WORK REQUEST
Every line containing "handle" should be copied out. Go through the entries and find them.

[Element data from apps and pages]
====
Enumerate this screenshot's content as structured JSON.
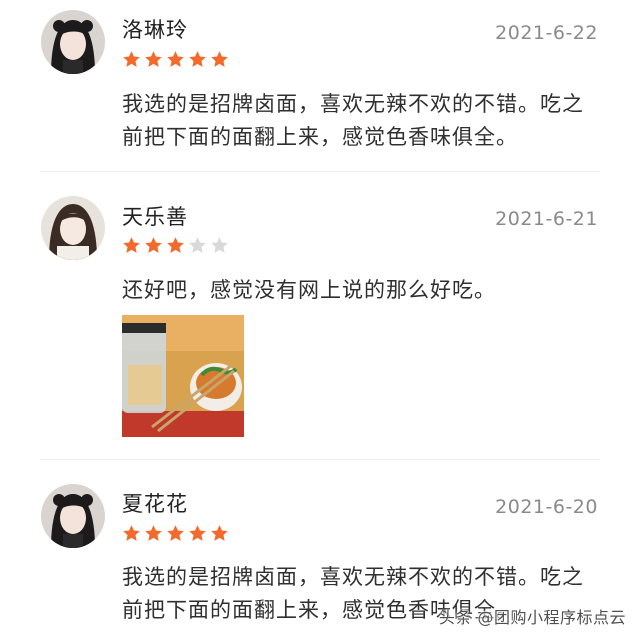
{
  "colors": {
    "star_on": "#f26a2c",
    "star_off": "#d9d9d9"
  },
  "reviews": [
    {
      "name": "洛琳玲",
      "date": "2021-6-22",
      "rating": 5,
      "text": "我选的是招牌卤面，喜欢无辣不欢的不错。吃之前把下面的面翻上来，感觉色香味俱全。"
    },
    {
      "name": "天乐善",
      "date": "2021-6-21",
      "rating": 3,
      "text": "还好吧，感觉没有网上说的那么好吃。",
      "photo_icon": "food-photo"
    },
    {
      "name": "夏花花",
      "date": "2021-6-20",
      "rating": 5,
      "text": "我选的是招牌卤面，喜欢无辣不欢的不错。吃之前把下面的面翻上来，感觉色香味俱全。"
    }
  ],
  "watermark": "头条 @团购小程序标点云"
}
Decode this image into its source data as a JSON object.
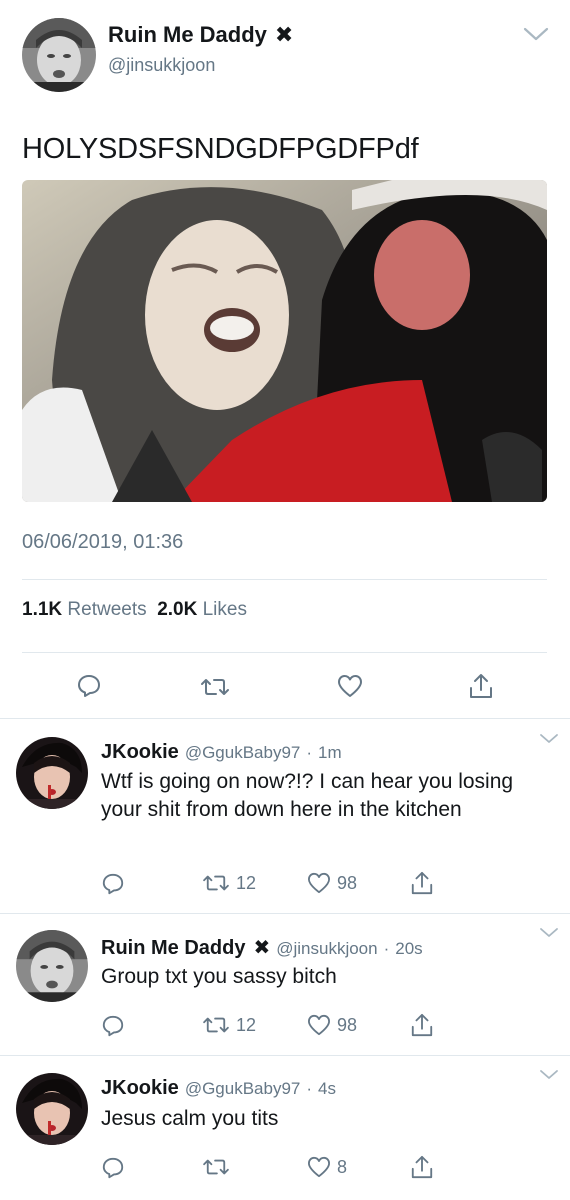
{
  "main_tweet": {
    "display_name": "Ruin Me Daddy",
    "name_mark": "✖",
    "handle": "@jinsukkjoon",
    "text": "HOLYSDSFSNDGDFPGDFPdf",
    "timestamp": "06/06/2019, 01:36",
    "retweets_count": "1.1K",
    "retweets_label": "Retweets",
    "likes_count": "2.0K",
    "likes_label": "Likes"
  },
  "replies": [
    {
      "display_name": "JKookie",
      "handle": "@GgukBaby97",
      "separator": "·",
      "time": "1m",
      "text": "Wtf is going on now?!? I can hear you losing your shit from down here in the kitchen",
      "retweets": "12",
      "likes": "98"
    },
    {
      "display_name": "Ruin Me Daddy",
      "name_mark": "✖",
      "handle": "@jinsukkjoon",
      "separator": "·",
      "time": "20s",
      "text": "Group txt you sassy bitch",
      "retweets": "12",
      "likes": "98"
    },
    {
      "display_name": "JKookie",
      "handle": "@GgukBaby97",
      "separator": "·",
      "time": "4s",
      "text": "Jesus calm you tits",
      "retweets": "",
      "likes": "8"
    }
  ],
  "icons": {
    "reply": "reply-icon",
    "retweet": "retweet-icon",
    "like": "heart-icon",
    "share": "share-icon",
    "more": "chevron-down-icon"
  },
  "colors": {
    "text_primary": "#14171a",
    "text_secondary": "#657786",
    "divider": "#e1e8ed"
  }
}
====
REPLY TO THE TASK
    "handle": "@jinsukkjoon",
      "handle": "@GgukBaby97",
      "handle": "@jinsukkjoon",
      "handle": "@GgukBaby97",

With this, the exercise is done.